=== THE DATA ===
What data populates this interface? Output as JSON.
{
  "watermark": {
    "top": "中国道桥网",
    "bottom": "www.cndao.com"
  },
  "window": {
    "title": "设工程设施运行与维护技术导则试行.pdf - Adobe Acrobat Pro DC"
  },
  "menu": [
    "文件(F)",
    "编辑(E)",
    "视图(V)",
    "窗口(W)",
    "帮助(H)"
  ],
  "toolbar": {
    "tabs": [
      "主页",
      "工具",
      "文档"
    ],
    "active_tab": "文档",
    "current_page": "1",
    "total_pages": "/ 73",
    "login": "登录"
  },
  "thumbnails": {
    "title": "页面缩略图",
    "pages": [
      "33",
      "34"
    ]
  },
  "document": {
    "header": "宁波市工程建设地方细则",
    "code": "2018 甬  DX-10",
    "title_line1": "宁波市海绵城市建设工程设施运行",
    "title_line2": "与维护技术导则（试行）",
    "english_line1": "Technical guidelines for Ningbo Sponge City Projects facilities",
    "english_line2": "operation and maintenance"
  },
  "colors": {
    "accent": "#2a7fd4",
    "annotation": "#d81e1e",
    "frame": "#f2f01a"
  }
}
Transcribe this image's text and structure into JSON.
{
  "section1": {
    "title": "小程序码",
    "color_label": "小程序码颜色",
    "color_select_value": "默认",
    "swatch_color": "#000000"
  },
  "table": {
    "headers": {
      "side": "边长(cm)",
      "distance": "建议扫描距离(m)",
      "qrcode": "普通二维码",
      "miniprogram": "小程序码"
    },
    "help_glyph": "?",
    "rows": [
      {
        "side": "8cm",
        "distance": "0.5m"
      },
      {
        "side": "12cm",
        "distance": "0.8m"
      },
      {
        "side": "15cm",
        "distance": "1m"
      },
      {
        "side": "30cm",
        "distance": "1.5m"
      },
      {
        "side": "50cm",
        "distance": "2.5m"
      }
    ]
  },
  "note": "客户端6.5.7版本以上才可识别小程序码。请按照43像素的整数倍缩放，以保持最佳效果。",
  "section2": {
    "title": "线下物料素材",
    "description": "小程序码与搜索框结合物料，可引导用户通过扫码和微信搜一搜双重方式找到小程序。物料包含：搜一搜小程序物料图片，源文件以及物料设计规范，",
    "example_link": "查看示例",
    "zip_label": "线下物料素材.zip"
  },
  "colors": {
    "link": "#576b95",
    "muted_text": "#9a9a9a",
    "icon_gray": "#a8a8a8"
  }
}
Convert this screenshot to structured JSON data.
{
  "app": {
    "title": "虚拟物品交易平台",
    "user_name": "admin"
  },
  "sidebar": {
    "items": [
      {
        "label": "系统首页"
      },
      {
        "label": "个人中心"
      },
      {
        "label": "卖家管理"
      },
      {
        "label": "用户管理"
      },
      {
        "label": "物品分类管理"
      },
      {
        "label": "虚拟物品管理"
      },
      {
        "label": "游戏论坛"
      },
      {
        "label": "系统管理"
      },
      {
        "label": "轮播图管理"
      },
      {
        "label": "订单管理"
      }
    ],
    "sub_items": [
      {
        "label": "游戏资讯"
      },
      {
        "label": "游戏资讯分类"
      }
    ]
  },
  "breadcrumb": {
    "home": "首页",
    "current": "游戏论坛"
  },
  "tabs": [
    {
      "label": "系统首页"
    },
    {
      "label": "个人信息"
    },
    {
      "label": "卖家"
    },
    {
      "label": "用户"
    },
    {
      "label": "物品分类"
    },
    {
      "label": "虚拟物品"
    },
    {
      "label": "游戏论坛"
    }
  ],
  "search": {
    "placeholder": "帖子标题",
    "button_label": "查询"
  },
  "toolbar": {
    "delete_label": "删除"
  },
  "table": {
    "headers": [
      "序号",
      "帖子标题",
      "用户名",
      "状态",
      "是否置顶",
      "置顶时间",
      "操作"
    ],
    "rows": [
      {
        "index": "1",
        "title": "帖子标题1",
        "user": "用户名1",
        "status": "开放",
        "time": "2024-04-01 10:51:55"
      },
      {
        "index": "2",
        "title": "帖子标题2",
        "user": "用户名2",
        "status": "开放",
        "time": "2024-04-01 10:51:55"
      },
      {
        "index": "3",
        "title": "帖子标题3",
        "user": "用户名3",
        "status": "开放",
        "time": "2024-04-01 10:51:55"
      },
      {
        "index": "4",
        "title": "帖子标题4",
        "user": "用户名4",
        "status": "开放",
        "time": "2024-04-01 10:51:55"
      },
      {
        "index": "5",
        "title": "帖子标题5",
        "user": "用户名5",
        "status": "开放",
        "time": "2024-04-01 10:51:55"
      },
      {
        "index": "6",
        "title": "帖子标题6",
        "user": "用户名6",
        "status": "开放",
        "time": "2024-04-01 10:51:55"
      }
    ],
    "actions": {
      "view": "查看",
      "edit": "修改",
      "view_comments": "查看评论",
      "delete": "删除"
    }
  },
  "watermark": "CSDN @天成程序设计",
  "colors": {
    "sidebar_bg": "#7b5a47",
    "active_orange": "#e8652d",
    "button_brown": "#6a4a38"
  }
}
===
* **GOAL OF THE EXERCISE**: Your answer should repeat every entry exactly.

* **YOUR RESPONSE**:
What data populates this interface? Output as JSON.
{
  "watermark": {
    "top": "中国道桥网",
    "bottom": "www.cndao.com"
  },
  "window": {
    "title": "设工程设施运行与维护技术导则试行.pdf - Adobe Acrobat Pro DC"
  },
  "menu": [
    "文件(F)",
    "编辑(E)",
    "视图(V)",
    "窗口(W)",
    "帮助(H)"
  ],
  "toolbar": {
    "tabs": [
      "主页",
      "工具",
      "文档"
    ],
    "active_tab": "文档",
    "current_page": "1",
    "total_pages": "/ 73",
    "login": "登录"
  },
  "thumbnails": {
    "title": "页面缩略图",
    "pages": [
      "33",
      "34"
    ]
  },
  "document": {
    "header": "宁波市工程建设地方细则",
    "code": "2018 甬  DX-10",
    "title_line1": "宁波市海绵城市建设工程设施运行",
    "title_line2": "与维护技术导则（试行）",
    "english_line1": "Technical guidelines for Ningbo Sponge City Projects facilities",
    "english_line2": "operation and maintenance"
  },
  "colors": {
    "accent": "#2a7fd4",
    "annotation": "#d81e1e",
    "frame": "#f2f01a"
  }
}
Transcribe this image's text and structure into JSON.
{
  "section1": {
    "title": "小程序码",
    "color_label": "小程序码颜色",
    "color_select_value": "默认",
    "swatch_color": "#000000"
  },
  "table": {
    "headers": {
      "side": "边长(cm)",
      "distance": "建议扫描距离(m)",
      "qrcode": "普通二维码",
      "miniprogram": "小程序码"
    },
    "help_glyph": "?",
    "rows": [
      {
        "side": "8cm",
        "distance": "0.5m"
      },
      {
        "side": "12cm",
        "distance": "0.8m"
      },
      {
        "side": "15cm",
        "distance": "1m"
      },
      {
        "side": "30cm",
        "distance": "1.5m"
      },
      {
        "side": "50cm",
        "distance": "2.5m"
      }
    ]
  },
  "note": "客户端6.5.7版本以上才可识别小程序码。请按照43像素的整数倍缩放，以保持最佳效果。",
  "section2": {
    "title": "线下物料素材",
    "description": "小程序码与搜索框结合物料，可引导用户通过扫码和微信搜一搜双重方式找到小程序。物料包含：搜一搜小程序物料图片，源文件以及物料设计规范，",
    "example_link": "查看示例",
    "zip_label": "线下物料素材.zip"
  },
  "colors": {
    "link": "#576b95",
    "muted_text": "#9a9a9a",
    "icon_gray": "#a8a8a8"
  }
}
Convert this screenshot to structured JSON data.
{
  "app": {
    "title": "虚拟物品交易平台",
    "user_name": "admin"
  },
  "sidebar": {
    "items": [
      {
        "label": "系统首页"
      },
      {
        "label": "个人中心"
      },
      {
        "label": "卖家管理"
      },
      {
        "label": "用户管理"
      },
      {
        "label": "物品分类管理"
      },
      {
        "label": "虚拟物品管理"
      },
      {
        "label": "游戏论坛"
      },
      {
        "label": "系统管理"
      },
      {
        "label": "轮播图管理"
      },
      {
        "label": "订单管理"
      }
    ],
    "sub_items": [
      {
        "label": "游戏资讯"
      },
      {
        "label": "游戏资讯分类"
      }
    ]
  },
  "breadcrumb": {
    "home": "首页",
    "current": "游戏论坛"
  },
  "tabs": [
    {
      "label": "系统首页"
    },
    {
      "label": "个人信息"
    },
    {
      "label": "卖家"
    },
    {
      "label": "用户"
    },
    {
      "label": "物品分类"
    },
    {
      "label": "虚拟物品"
    },
    {
      "label": "游戏论坛"
    }
  ],
  "search": {
    "placeholder": "帖子标题",
    "button_label": "查询"
  },
  "toolbar": {
    "delete_label": "删除"
  },
  "table": {
    "headers": [
      "序号",
      "帖子标题",
      "用户名",
      "状态",
      "是否置顶",
      "置顶时间",
      "操作"
    ],
    "rows": [
      {
        "index": "1",
        "title": "帖子标题1",
        "user": "用户名1",
        "status": "开放",
        "time": "2024-04-01 10:51:55"
      },
      {
        "index": "2",
        "title": "帖子标题2",
        "user": "用户名2",
        "status": "开放",
        "time": "2024-04-01 10:51:55"
      },
      {
        "index": "3",
        "title": "帖子标题3",
        "user": "用户名3",
        "status": "开放",
        "time": "2024-04-01 10:51:55"
      },
      {
        "index": "4",
        "title": "帖子标题4",
        "user": "用户名4",
        "status": "开放",
        "time": "2024-04-01 10:51:55"
      },
      {
        "index": "5",
        "title": "帖子标题5",
        "user": "用户名5",
        "status": "开放",
        "time": "2024-04-01 10:51:55"
      },
      {
        "index": "6",
        "title": "帖子标题6",
        "user": "用户名6",
        "status": "开放",
        "time": "2024-04-01 10:51:55"
      }
    ],
    "actions": {
      "view": "查看",
      "edit": "修改",
      "view_comments": "查看评论",
      "delete": "删除"
    }
  },
  "watermark": "CSDN @天成程序设计",
  "colors": {
    "sidebar_bg": "#7b5a47",
    "active_orange": "#e8652d",
    "button_brown": "#6a4a38"
  }
}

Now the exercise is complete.